Brief: Please give the data again exactly, with no line dropped.

== Dataset records ==

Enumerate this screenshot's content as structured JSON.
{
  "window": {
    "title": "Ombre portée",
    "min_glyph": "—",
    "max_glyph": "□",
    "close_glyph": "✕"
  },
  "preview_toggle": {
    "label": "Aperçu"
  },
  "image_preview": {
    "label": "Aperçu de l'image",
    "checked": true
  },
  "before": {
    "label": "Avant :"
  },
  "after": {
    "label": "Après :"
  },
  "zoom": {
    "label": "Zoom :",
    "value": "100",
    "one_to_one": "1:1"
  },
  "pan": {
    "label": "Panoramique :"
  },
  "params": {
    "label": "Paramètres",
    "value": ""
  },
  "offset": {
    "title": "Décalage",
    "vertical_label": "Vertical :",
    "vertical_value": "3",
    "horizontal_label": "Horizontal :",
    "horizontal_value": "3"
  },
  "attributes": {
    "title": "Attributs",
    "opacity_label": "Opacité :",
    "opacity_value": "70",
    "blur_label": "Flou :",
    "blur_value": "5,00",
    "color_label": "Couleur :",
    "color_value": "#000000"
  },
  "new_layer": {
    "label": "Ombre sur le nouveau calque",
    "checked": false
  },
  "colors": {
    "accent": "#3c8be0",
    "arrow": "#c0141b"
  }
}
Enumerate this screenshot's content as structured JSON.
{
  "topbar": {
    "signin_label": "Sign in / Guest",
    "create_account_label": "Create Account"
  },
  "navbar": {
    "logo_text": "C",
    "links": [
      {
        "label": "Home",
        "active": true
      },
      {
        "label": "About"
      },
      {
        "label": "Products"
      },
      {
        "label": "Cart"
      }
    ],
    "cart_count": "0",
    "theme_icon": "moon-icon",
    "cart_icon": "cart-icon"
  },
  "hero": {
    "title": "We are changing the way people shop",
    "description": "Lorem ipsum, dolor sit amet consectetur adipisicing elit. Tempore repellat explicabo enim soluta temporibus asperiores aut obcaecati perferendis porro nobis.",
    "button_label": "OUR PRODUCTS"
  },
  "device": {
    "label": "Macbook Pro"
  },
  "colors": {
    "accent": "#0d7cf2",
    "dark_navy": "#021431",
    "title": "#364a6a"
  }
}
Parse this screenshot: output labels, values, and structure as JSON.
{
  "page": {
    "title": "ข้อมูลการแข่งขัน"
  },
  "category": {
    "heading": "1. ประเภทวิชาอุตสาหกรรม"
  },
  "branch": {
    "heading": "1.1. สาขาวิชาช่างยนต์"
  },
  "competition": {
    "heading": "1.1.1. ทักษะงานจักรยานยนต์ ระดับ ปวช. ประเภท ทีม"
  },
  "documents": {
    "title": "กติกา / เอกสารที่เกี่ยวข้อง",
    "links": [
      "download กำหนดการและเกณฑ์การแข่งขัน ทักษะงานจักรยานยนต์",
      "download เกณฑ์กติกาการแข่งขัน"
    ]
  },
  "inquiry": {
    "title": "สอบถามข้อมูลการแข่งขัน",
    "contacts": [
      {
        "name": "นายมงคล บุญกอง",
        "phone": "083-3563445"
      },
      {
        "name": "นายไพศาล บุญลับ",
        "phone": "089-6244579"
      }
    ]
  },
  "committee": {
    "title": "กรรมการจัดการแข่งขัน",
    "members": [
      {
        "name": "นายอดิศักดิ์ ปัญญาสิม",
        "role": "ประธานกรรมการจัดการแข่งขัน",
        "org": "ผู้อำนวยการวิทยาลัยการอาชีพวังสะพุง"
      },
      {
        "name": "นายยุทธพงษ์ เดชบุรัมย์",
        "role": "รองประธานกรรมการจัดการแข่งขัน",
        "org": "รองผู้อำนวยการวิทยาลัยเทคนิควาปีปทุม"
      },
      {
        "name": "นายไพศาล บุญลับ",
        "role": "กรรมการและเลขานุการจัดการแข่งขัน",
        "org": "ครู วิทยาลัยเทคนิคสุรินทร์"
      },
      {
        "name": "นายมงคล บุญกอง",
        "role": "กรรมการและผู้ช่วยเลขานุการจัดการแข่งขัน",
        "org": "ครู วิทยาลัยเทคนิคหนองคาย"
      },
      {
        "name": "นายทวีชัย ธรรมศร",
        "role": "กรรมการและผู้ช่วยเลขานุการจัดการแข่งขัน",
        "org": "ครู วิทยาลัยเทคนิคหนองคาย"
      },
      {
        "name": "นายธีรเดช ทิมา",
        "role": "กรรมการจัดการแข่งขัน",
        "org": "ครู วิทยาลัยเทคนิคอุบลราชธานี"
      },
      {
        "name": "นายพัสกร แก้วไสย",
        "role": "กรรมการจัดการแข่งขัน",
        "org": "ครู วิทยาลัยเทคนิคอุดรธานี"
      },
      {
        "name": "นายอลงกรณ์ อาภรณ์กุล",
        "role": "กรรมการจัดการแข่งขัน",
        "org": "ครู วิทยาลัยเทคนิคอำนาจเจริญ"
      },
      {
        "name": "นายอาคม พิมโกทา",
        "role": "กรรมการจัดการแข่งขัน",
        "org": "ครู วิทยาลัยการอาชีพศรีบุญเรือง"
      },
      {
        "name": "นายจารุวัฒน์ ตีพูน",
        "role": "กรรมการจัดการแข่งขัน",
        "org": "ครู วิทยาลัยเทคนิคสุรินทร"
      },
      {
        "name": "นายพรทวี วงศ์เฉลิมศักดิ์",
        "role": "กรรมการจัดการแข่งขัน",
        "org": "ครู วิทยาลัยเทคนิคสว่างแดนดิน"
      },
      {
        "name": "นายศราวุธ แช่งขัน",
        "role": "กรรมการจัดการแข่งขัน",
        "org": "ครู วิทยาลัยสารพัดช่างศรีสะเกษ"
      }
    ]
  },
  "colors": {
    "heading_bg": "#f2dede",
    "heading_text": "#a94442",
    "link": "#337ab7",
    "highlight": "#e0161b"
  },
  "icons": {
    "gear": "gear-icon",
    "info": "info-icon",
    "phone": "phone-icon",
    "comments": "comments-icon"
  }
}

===

Reply to the exercise:
Enumerate this screenshot's content as structured JSON.
{
  "window": {
    "title": "Ombre portée",
    "min_glyph": "—",
    "max_glyph": "□",
    "close_glyph": "✕"
  },
  "preview_toggle": {
    "label": "Aperçu"
  },
  "image_preview": {
    "label": "Aperçu de l'image",
    "checked": true
  },
  "before": {
    "label": "Avant :"
  },
  "after": {
    "label": "Après :"
  },
  "zoom": {
    "label": "Zoom :",
    "value": "100",
    "one_to_one": "1:1"
  },
  "pan": {
    "label": "Panoramique :"
  },
  "params": {
    "label": "Paramètres",
    "value": ""
  },
  "offset": {
    "title": "Décalage",
    "vertical_label": "Vertical :",
    "vertical_value": "3",
    "horizontal_label": "Horizontal :",
    "horizontal_value": "3"
  },
  "attributes": {
    "title": "Attributs",
    "opacity_label": "Opacité :",
    "opacity_value": "70",
    "blur_label": "Flou :",
    "blur_value": "5,00",
    "color_label": "Couleur :",
    "color_value": "#000000"
  },
  "new_layer": {
    "label": "Ombre sur le nouveau calque",
    "checked": false
  },
  "colors": {
    "accent": "#3c8be0",
    "arrow": "#c0141b"
  }
}
Enumerate this screenshot's content as structured JSON.
{
  "topbar": {
    "signin_label": "Sign in / Guest",
    "create_account_label": "Create Account"
  },
  "navbar": {
    "logo_text": "C",
    "links": [
      {
        "label": "Home",
        "active": true
      },
      {
        "label": "About"
      },
      {
        "label": "Products"
      },
      {
        "label": "Cart"
      }
    ],
    "cart_count": "0",
    "theme_icon": "moon-icon",
    "cart_icon": "cart-icon"
  },
  "hero": {
    "title": "We are changing the way people shop",
    "description": "Lorem ipsum, dolor sit amet consectetur adipisicing elit. Tempore repellat explicabo enim soluta temporibus asperiores aut obcaecati perferendis porro nobis.",
    "button_label": "OUR PRODUCTS"
  },
  "device": {
    "label": "Macbook Pro"
  },
  "colors": {
    "accent": "#0d7cf2",
    "dark_navy": "#021431",
    "title": "#364a6a"
  }
}
Parse this screenshot: output labels, values, and structure as JSON.
{
  "page": {
    "title": "ข้อมูลการแข่งขัน"
  },
  "category": {
    "heading": "1. ประเภทวิชาอุตสาหกรรม"
  },
  "branch": {
    "heading": "1.1. สาขาวิชาช่างยนต์"
  },
  "competition": {
    "heading": "1.1.1. ทักษะงานจักรยานยนต์ ระดับ ปวช. ประเภท ทีม"
  },
  "documents": {
    "title": "กติกา / เอกสารที่เกี่ยวข้อง",
    "links": [
      "download กำหนดการและเกณฑ์การแข่งขัน ทักษะงานจักรยานยนต์",
      "download เกณฑ์กติกาการแข่งขัน"
    ]
  },
  "inquiry": {
    "title": "สอบถามข้อมูลการแข่งขัน",
    "contacts": [
      {
        "name": "นายมงคล บุญกอง",
        "phone": "083-3563445"
      },
      {
        "name": "นายไพศาล บุญลับ",
        "phone": "089-6244579"
      }
    ]
  },
  "committee": {
    "title": "กรรมการจัดการแข่งขัน",
    "members": [
      {
        "name": "นายอดิศักดิ์ ปัญญาสิม",
        "role": "ประธานกรรมการจัดการแข่งขัน",
        "org": "ผู้อำนวยการวิทยาลัยการอาชีพวังสะพุง"
      },
      {
        "name": "นายยุทธพงษ์ เดชบุรัมย์",
        "role": "รองประธานกรรมการจัดการแข่งขัน",
        "org": "รองผู้อำนวยการวิทยาลัยเทคนิควาปีปทุม"
      },
      {
        "name": "นายไพศาล บุญลับ",
        "role": "กรรมการและเลขานุการจัดการแข่งขัน",
        "org": "ครู วิทยาลัยเทคนิคสุรินทร์"
      },
      {
        "name": "นายมงคล บุญกอง",
        "role": "กรรมการและผู้ช่วยเลขานุการจัดการแข่งขัน",
        "org": "ครู วิทยาลัยเทคนิคหนองคาย"
      },
      {
        "name": "นายทวีชัย ธรรมศร",
        "role": "กรรมการและผู้ช่วยเลขานุการจัดการแข่งขัน",
        "org": "ครู วิทยาลัยเทคนิคหนองคาย"
      },
      {
        "name": "นายธีรเดช ทิมา",
        "role": "กรรมการจัดการแข่งขัน",
        "org": "ครู วิทยาลัยเทคนิคอุบลราชธานี"
      },
      {
        "name": "นายพัสกร แก้วไสย",
        "role": "กรรมการจัดการแข่งขัน",
        "org": "ครู วิทยาลัยเทคนิคอุดรธานี"
      },
      {
        "name": "นายอลงกรณ์ อาภรณ์กุล",
        "role": "กรรมการจัดการแข่งขัน",
        "org": "ครู วิทยาลัยเทคนิคอำนาจเจริญ"
      },
      {
        "name": "นายอาคม พิมโกทา",
        "role": "กรรมการจัดการแข่งขัน",
        "org": "ครู วิทยาลัยการอาชีพศรีบุญเรือง"
      },
      {
        "name": "นายจารุวัฒน์ ตีพูน",
        "role": "กรรมการจัดการแข่งขัน",
        "org": "ครู วิทยาลัยเทคนิคสุรินทร"
      },
      {
        "name": "นายพรทวี วงศ์เฉลิมศักดิ์",
        "role": "กรรมการจัดการแข่งขัน",
        "org": "ครู วิทยาลัยเทคนิคสว่างแดนดิน"
      },
      {
        "name": "นายศราวุธ แช่งขัน",
        "role": "กรรมการจัดการแข่งขัน",
        "org": "ครู วิทยาลัยสารพัดช่างศรีสะเกษ"
      }
    ]
  },
  "colors": {
    "heading_bg": "#f2dede",
    "heading_text": "#a94442",
    "link": "#337ab7",
    "highlight": "#e0161b"
  },
  "icons": {
    "gear": "gear-icon",
    "info": "info-icon",
    "phone": "phone-icon",
    "comments": "comments-icon"
  }
}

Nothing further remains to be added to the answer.